-- PROBLEM --
Your answer must be every record below, written out exactly as it appears.

-- Items from an interface collection --
--

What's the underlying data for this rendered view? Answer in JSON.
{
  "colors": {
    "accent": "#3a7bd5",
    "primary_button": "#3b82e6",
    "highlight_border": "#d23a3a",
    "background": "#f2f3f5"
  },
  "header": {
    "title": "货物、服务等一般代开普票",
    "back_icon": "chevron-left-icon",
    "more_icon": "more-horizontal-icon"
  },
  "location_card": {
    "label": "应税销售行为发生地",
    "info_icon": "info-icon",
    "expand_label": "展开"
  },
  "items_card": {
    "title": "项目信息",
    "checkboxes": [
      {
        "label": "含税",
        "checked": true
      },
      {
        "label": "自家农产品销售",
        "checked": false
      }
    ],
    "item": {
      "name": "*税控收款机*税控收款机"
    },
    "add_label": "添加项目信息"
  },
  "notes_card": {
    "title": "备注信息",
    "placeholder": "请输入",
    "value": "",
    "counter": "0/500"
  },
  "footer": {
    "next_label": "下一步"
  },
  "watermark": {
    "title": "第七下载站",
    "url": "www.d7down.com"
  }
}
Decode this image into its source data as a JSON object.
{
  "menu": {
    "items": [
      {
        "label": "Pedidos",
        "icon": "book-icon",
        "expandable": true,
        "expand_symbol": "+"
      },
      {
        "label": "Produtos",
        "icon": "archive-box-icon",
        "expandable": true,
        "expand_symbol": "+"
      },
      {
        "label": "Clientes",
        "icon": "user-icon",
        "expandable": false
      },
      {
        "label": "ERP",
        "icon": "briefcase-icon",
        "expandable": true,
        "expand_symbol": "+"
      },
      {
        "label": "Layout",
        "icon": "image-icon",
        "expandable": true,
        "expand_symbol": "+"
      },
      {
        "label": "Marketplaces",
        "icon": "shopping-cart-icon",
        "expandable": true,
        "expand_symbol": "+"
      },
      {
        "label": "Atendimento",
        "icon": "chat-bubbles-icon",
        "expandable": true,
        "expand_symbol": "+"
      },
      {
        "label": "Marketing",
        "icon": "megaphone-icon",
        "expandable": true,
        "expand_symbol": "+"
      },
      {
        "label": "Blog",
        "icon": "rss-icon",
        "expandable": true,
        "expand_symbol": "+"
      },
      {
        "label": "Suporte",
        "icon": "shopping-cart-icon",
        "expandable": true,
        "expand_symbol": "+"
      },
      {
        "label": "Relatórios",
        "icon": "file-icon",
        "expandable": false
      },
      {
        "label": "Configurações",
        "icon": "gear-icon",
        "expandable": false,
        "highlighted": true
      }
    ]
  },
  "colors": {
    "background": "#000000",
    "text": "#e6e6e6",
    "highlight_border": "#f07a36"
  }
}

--

-- TASK ANSWER --
What's the underlying data for this rendered view? Answer in JSON.
{
  "colors": {
    "accent": "#3a7bd5",
    "primary_button": "#3b82e6",
    "highlight_border": "#d23a3a",
    "background": "#f2f3f5"
  },
  "header": {
    "title": "货物、服务等一般代开普票",
    "back_icon": "chevron-left-icon",
    "more_icon": "more-horizontal-icon"
  },
  "location_card": {
    "label": "应税销售行为发生地",
    "info_icon": "info-icon",
    "expand_label": "展开"
  },
  "items_card": {
    "title": "项目信息",
    "checkboxes": [
      {
        "label": "含税",
        "checked": true
      },
      {
        "label": "自家农产品销售",
        "checked": false
      }
    ],
    "item": {
      "name": "*税控收款机*税控收款机"
    },
    "add_label": "添加项目信息"
  },
  "notes_card": {
    "title": "备注信息",
    "placeholder": "请输入",
    "value": "",
    "counter": "0/500"
  },
  "footer": {
    "next_label": "下一步"
  },
  "watermark": {
    "title": "第七下载站",
    "url": "www.d7down.com"
  }
}
Decode this image into its source data as a JSON object.
{
  "menu": {
    "items": [
      {
        "label": "Pedidos",
        "icon": "book-icon",
        "expandable": true,
        "expand_symbol": "+"
      },
      {
        "label": "Produtos",
        "icon": "archive-box-icon",
        "expandable": true,
        "expand_symbol": "+"
      },
      {
        "label": "Clientes",
        "icon": "user-icon",
        "expandable": false
      },
      {
        "label": "ERP",
        "icon": "briefcase-icon",
        "expandable": true,
        "expand_symbol": "+"
      },
      {
        "label": "Layout",
        "icon": "image-icon",
        "expandable": true,
        "expand_symbol": "+"
      },
      {
        "label": "Marketplaces",
        "icon": "shopping-cart-icon",
        "expandable": true,
        "expand_symbol": "+"
      },
      {
        "label": "Atendimento",
        "icon": "chat-bubbles-icon",
        "expandable": true,
        "expand_symbol": "+"
      },
      {
        "label": "Marketing",
        "icon": "megaphone-icon",
        "expandable": true,
        "expand_symbol": "+"
      },
      {
        "label": "Blog",
        "icon": "rss-icon",
        "expandable": true,
        "expand_symbol": "+"
      },
      {
        "label": "Suporte",
        "icon": "shopping-cart-icon",
        "expandable": true,
        "expand_symbol": "+"
      },
      {
        "label": "Relatórios",
        "icon": "file-icon",
        "expandable": false
      },
      {
        "label": "Configurações",
        "icon": "gear-icon",
        "expandable": false,
        "highlighted": true
      }
    ]
  },
  "colors": {
    "background": "#000000",
    "text": "#e6e6e6",
    "highlight_border": "#f07a36"
  }
}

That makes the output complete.